## The problem
Using the data below, determine the number of lines that include the string "JSON". Write only that number.

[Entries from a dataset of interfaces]
+++++
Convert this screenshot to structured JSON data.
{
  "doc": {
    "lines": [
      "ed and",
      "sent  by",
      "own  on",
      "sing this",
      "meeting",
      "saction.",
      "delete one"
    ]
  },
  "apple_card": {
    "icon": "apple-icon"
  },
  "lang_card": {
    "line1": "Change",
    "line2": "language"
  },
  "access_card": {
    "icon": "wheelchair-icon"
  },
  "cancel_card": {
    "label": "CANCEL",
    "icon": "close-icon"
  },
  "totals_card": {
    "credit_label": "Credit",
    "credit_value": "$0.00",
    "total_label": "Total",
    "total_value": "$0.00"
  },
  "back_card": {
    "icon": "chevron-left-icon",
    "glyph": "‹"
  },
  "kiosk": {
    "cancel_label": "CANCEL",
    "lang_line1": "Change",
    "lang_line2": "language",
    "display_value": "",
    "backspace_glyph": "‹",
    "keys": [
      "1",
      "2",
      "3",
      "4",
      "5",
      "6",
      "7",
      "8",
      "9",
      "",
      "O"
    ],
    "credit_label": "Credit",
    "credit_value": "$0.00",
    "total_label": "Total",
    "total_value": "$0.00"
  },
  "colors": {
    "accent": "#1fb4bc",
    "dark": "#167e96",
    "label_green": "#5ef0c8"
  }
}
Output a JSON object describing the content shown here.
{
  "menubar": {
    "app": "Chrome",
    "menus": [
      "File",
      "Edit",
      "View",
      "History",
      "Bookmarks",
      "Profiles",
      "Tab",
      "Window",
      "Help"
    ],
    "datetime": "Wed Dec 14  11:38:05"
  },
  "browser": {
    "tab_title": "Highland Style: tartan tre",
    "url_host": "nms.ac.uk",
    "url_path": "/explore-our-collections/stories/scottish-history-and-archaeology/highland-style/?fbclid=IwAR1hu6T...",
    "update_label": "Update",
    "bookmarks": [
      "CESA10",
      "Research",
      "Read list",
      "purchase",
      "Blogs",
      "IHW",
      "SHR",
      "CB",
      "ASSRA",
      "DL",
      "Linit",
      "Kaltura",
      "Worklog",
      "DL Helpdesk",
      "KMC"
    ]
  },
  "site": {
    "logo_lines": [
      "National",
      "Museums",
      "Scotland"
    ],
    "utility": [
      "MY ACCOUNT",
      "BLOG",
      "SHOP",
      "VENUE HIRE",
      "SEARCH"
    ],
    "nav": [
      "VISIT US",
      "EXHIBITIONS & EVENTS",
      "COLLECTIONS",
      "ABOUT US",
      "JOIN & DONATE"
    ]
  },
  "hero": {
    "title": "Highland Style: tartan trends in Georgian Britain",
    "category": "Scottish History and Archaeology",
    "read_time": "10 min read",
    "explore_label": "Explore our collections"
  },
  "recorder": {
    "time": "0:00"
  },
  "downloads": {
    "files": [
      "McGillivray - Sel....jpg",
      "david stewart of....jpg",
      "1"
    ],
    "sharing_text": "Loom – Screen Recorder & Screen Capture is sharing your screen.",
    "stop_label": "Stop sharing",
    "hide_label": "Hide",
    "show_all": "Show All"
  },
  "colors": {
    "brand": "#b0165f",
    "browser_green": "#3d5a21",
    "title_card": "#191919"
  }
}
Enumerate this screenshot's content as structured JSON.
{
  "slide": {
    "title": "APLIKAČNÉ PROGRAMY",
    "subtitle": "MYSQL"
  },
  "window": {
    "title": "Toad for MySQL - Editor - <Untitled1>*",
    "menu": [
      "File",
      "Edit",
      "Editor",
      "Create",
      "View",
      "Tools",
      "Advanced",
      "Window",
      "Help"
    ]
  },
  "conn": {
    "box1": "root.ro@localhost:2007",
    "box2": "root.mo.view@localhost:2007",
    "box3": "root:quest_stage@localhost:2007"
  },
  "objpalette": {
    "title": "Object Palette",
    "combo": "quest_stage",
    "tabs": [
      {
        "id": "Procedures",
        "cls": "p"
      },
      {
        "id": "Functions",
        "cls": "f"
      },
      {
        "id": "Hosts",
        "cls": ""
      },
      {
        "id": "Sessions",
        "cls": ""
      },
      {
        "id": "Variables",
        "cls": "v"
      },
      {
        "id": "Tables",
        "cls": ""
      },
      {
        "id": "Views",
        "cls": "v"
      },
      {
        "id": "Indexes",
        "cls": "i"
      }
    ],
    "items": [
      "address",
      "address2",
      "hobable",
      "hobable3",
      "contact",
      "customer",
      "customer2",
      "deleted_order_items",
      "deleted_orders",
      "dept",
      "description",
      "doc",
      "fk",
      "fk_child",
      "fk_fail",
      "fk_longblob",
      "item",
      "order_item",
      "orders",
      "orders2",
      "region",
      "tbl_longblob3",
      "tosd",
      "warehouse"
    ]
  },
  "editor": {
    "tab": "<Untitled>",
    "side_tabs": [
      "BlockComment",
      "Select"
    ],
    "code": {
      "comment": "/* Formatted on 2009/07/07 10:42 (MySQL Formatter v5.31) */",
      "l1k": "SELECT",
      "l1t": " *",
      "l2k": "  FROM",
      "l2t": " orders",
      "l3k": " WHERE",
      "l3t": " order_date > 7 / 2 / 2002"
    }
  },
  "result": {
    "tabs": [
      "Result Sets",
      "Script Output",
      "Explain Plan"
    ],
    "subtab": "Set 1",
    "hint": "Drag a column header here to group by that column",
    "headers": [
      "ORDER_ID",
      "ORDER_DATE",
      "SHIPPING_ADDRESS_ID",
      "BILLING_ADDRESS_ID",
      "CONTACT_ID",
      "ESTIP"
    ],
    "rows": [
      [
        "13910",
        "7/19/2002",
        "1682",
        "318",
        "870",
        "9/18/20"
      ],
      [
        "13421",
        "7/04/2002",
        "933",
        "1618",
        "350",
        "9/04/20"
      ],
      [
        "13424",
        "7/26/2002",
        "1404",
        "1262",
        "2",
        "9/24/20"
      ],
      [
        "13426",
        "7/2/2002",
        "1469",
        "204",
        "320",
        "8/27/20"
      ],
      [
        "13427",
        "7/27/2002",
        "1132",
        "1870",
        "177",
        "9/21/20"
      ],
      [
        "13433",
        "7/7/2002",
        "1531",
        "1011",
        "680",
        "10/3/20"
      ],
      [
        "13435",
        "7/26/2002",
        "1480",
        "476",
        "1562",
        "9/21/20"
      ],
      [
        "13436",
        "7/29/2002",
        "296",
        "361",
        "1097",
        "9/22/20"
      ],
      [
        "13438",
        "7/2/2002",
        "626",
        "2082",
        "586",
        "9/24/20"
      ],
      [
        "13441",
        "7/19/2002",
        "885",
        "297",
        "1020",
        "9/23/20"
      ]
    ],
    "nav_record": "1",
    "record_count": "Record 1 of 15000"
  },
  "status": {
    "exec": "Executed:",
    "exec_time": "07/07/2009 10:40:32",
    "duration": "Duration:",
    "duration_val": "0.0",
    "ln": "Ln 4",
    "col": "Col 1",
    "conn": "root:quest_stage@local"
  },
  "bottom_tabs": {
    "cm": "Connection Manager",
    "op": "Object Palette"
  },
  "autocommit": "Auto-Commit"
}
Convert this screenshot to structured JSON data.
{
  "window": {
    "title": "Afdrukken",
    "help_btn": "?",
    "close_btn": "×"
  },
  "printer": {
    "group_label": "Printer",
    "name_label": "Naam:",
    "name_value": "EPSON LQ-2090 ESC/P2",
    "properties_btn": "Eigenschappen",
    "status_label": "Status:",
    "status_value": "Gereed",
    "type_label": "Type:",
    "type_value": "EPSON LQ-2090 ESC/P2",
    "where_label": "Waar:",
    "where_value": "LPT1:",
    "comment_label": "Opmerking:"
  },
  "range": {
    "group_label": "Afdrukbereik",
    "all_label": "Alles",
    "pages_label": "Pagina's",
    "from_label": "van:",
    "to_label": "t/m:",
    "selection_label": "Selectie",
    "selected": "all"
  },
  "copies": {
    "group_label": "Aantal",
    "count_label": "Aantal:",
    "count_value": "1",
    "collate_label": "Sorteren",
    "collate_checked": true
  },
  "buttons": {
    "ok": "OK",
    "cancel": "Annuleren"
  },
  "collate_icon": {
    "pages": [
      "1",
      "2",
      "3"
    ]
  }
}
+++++
## Response
4